Input records:
————————

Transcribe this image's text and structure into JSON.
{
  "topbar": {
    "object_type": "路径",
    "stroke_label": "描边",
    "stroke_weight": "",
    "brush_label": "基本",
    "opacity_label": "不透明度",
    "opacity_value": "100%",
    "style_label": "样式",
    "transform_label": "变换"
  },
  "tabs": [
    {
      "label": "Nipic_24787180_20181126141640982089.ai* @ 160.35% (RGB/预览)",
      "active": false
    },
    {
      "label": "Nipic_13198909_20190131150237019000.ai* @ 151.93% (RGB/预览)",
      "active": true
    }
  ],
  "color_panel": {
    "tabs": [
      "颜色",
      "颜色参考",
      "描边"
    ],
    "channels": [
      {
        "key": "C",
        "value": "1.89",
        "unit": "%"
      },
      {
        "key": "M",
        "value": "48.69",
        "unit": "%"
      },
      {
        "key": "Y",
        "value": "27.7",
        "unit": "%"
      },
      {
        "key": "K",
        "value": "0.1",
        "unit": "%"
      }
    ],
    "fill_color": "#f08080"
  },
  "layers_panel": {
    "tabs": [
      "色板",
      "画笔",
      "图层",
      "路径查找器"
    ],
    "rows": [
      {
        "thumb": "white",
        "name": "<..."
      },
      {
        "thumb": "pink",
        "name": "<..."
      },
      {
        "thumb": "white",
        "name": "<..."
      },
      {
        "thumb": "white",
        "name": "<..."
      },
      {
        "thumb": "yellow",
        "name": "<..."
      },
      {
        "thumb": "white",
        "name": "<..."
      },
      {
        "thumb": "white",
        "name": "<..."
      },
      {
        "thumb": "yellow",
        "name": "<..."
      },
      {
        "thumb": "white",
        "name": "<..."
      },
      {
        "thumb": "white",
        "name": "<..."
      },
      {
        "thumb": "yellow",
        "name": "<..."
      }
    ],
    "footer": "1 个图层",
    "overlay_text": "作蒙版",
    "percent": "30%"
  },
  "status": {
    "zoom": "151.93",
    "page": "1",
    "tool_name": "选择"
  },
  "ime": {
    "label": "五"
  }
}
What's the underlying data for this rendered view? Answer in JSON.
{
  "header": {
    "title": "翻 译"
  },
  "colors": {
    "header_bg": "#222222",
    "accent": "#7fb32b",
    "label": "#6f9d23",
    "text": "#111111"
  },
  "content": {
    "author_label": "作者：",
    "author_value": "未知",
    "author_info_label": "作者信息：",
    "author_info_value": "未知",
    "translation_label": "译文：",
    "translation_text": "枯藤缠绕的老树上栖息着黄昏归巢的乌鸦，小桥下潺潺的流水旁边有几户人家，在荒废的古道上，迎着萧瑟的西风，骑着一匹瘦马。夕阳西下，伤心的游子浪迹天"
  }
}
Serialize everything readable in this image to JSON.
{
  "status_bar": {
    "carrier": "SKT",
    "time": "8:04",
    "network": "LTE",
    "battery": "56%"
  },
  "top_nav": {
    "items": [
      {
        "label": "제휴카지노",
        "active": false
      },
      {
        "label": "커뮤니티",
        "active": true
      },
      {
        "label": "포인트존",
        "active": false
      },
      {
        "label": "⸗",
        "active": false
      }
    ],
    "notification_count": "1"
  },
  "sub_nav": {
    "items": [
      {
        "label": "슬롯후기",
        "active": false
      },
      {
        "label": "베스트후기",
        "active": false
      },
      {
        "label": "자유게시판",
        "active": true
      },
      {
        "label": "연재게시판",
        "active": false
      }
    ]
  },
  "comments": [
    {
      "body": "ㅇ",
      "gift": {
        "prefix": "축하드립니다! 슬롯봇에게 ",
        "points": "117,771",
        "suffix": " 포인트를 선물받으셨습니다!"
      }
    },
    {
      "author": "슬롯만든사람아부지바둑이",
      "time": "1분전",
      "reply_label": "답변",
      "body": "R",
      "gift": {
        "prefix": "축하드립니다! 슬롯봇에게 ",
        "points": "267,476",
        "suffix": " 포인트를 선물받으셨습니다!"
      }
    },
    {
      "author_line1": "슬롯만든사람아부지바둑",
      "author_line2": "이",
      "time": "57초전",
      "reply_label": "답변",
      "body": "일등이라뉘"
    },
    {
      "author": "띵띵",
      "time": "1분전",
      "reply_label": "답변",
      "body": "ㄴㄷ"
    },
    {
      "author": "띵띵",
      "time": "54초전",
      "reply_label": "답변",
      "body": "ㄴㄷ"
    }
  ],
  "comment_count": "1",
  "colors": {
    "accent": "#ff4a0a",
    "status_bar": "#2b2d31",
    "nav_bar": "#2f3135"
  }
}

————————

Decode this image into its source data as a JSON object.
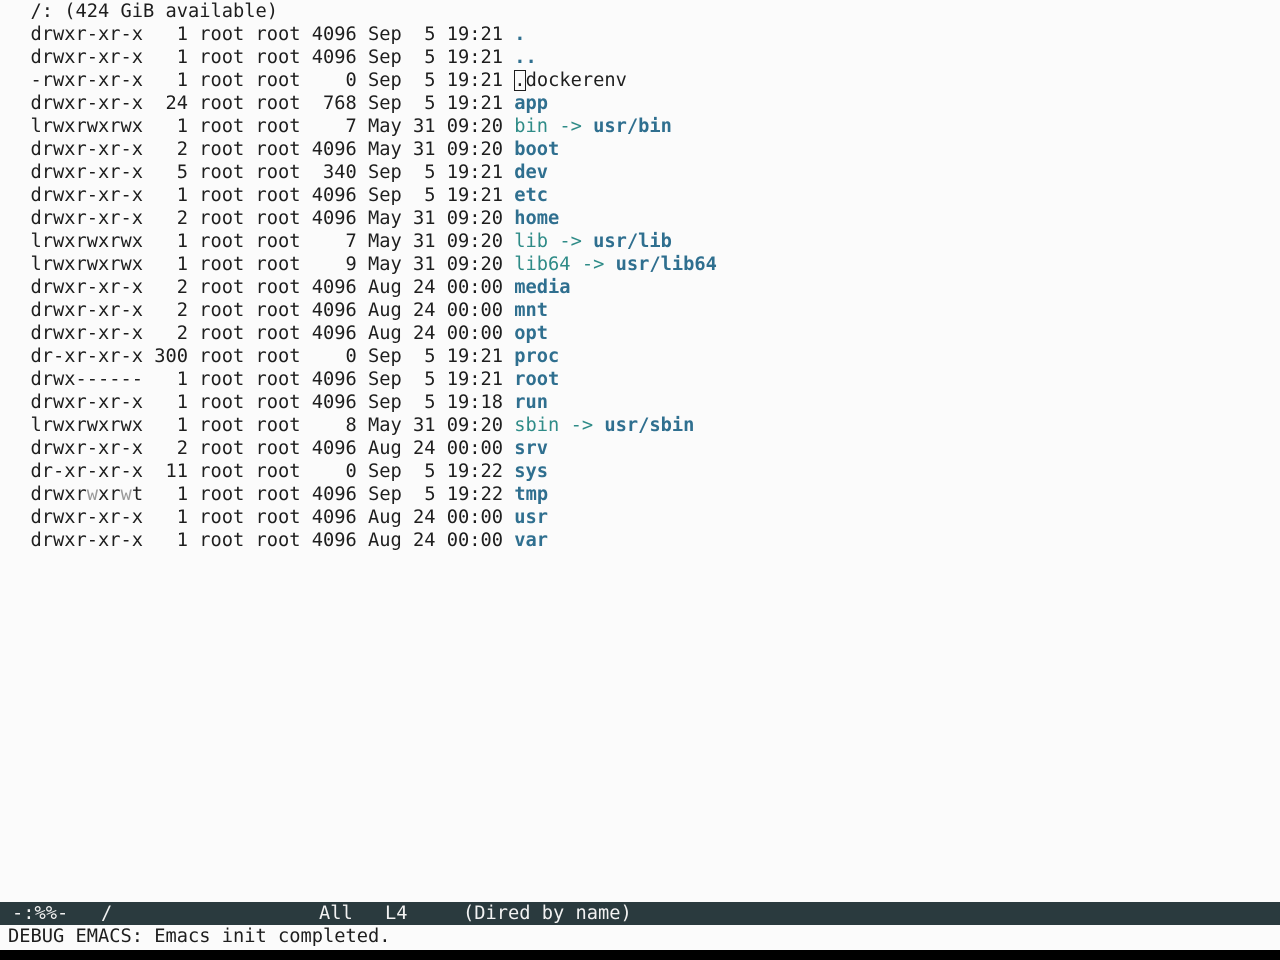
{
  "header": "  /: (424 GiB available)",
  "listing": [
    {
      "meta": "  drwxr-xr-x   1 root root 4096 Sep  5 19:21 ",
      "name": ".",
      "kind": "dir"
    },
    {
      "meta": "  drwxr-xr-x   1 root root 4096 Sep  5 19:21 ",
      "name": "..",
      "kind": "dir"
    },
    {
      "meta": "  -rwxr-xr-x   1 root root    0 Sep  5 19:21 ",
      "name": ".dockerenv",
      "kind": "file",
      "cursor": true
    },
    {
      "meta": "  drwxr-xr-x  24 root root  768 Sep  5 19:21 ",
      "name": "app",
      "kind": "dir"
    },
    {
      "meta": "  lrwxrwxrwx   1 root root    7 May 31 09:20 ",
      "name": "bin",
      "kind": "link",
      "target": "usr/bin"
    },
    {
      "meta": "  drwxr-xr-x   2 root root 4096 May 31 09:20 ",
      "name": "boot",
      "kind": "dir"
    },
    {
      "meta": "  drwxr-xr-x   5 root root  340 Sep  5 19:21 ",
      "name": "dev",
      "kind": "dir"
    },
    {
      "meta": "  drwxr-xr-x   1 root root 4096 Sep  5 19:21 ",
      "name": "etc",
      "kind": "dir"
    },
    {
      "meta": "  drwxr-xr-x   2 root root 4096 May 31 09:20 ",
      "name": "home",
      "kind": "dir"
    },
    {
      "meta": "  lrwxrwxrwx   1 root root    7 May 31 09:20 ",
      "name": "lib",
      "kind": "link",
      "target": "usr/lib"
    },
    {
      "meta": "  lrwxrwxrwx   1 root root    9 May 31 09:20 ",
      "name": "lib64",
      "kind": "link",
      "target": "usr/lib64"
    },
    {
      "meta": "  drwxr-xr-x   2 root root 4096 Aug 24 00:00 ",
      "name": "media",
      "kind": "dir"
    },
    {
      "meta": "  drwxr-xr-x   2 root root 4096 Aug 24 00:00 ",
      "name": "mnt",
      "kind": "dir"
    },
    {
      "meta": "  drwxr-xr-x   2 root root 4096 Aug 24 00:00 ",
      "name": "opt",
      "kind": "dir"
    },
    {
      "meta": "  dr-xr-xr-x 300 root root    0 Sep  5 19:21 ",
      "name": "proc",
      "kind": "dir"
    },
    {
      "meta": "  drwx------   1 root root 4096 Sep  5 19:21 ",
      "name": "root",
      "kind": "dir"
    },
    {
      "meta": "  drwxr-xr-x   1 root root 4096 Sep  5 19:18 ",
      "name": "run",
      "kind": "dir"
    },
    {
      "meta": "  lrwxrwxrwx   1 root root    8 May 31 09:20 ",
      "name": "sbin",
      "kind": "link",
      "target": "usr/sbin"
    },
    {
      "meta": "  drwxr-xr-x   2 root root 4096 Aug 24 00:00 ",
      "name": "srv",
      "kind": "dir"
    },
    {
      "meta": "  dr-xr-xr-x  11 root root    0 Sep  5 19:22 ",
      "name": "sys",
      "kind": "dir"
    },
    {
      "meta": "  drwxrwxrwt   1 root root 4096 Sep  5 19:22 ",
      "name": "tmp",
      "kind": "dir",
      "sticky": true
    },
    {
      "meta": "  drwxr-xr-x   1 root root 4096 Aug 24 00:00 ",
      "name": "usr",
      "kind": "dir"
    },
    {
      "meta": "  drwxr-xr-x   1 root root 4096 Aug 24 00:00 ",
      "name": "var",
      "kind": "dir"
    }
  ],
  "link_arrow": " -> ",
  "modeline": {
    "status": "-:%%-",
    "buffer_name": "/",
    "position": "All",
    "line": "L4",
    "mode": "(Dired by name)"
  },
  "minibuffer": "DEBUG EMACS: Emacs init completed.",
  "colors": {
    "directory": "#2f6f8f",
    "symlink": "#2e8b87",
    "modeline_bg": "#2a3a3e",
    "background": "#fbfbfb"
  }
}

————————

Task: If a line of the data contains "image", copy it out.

Written answer:
Transcribe this image's text and structure into JSON.
Serialize everything readable in this image to JSON.
Decode this image into its source data as a JSON object.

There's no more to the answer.